Let’s start with this statement: If God is unchanging, then His revelation never changes. If God is perfect, then His revelation is perfect. In addition, if God is divinely in control of His revelation and the means by which that revelation is dispensed, then the Scriptures that result are unchanging and perfect. In other words, the Bible is inerrant.
“Sugar” Shane has much more to say in his comments.
If we understand this statement to apply to the original manuscripts, then I believe my statement is correct. Shane notes that I engage in a non-sequitur by ascribing to Scripture divine attributes. This is not my intention. My intention was to assert that God’s revelation to us, His words to us contain no error; not that Scripture itself is divine. Shane and I discussed this briefly at work one evening, and we concluded that I had worded this statement incorrectly. At this time I am not sure how I would reword this. Suffice it to say that I am not after idolizing the text, or “bibliolatry.” Shane also has more to say about bibliolatry and inerrancy in his comments that I think are worthy of reflection.
Shane, again, has something good to say about these last few paragraphs in his comments.
Perhaps I should take a moment to address the objection of “historical error.” Scripture has never been shown to be historically inaccurate. Every argument for the inaccuracy of Scripture that I have seen or heard of rests on an argument from evidence, that is, there is a lack of evidence for some of the things the Bible claims. This argument ignores that archaeology has never once contradicted Biblical claims; rather it has supported the Bible directly or indirectly. Just because some things have not been discovered yet does not mean that it does not or did not exist.

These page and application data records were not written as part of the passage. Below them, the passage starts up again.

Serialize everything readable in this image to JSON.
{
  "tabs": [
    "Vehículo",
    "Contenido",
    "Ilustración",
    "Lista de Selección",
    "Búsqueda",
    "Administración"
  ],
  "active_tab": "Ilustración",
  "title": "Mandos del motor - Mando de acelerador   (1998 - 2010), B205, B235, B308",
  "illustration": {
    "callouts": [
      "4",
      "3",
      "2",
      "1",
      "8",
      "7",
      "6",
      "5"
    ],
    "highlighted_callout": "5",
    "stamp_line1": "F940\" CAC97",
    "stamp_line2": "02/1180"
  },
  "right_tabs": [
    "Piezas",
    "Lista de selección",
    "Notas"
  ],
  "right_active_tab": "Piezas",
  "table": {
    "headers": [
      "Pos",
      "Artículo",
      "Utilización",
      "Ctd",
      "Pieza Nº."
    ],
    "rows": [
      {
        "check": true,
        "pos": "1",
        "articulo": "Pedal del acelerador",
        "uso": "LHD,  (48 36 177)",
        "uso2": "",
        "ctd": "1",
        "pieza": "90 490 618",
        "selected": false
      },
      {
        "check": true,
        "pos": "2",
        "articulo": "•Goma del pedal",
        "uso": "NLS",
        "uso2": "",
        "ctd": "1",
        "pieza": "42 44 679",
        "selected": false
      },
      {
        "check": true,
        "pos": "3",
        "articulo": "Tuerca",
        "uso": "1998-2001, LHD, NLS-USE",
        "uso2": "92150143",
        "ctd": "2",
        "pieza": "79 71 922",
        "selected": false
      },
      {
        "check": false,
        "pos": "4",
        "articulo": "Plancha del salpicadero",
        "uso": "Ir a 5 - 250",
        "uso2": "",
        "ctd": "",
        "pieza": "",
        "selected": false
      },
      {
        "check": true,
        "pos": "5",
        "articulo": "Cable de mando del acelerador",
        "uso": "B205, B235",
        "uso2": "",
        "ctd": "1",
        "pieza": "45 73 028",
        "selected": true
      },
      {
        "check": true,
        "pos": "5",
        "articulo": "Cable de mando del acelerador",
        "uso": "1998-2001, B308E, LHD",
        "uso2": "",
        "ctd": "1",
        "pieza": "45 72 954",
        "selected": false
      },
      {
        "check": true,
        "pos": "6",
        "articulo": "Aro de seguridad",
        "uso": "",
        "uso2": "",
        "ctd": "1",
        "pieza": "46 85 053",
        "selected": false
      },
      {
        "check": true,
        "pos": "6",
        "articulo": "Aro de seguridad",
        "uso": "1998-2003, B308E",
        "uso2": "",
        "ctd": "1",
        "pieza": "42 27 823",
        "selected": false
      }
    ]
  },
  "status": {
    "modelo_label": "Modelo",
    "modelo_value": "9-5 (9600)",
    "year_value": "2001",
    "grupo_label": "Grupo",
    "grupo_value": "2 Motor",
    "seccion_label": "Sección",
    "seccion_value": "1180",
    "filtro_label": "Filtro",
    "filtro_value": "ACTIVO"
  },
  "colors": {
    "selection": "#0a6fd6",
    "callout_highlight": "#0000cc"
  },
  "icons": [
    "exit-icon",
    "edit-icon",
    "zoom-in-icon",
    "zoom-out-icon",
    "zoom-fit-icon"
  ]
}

I believe a similar argument can be made against “scientific” error. Oftentimes the Bible will speak of “the sun rising and setting;” of “the four corners of the earth;” or some such thing. Critics love to use this language as “proof” of the inaccuracy of the Bible. This is a horrible argument. Suppose I described you in similar terms. “She’s just glowing. He is radiant. You’re an open book.” Does that mean you don’t exist? Does that mean I am wrong in the way I describe you? Humans do not glow, nor do they radiate, and they are not books. Yet I can accurately describe you by the use of these terms. It is a perspectival issue, not a question of literalness. Think about it; from a human perspective the sun actually does rise and set, and from the development of a compass we perceive the earth as having four corners: north, south, east, and west. Never mind that such a phrase “the four corners of the earth” can be seen as a metaphor for “the whole world” or something similar.
We need to be careful in ascribing error to something before we have thoroughly understood the perspective behind it. A rule all of us, including me, regularly break.
To sum up, the doctrine of inerrancy holds that the Bible, in its original manuscripts, is inerrant, and that we possess a message in our modern Scriptures that for all intents and purposes is also inerrant. It is because Scripture is inerrant in this way that we can say Scripture is sufficient for the things noted in Part 4: Sufficiency.
Whew, that was a journey! I look forward to taking this journey a bit deeper in January. But for now come back tomorrow for Part 5 in this series: Christian Service!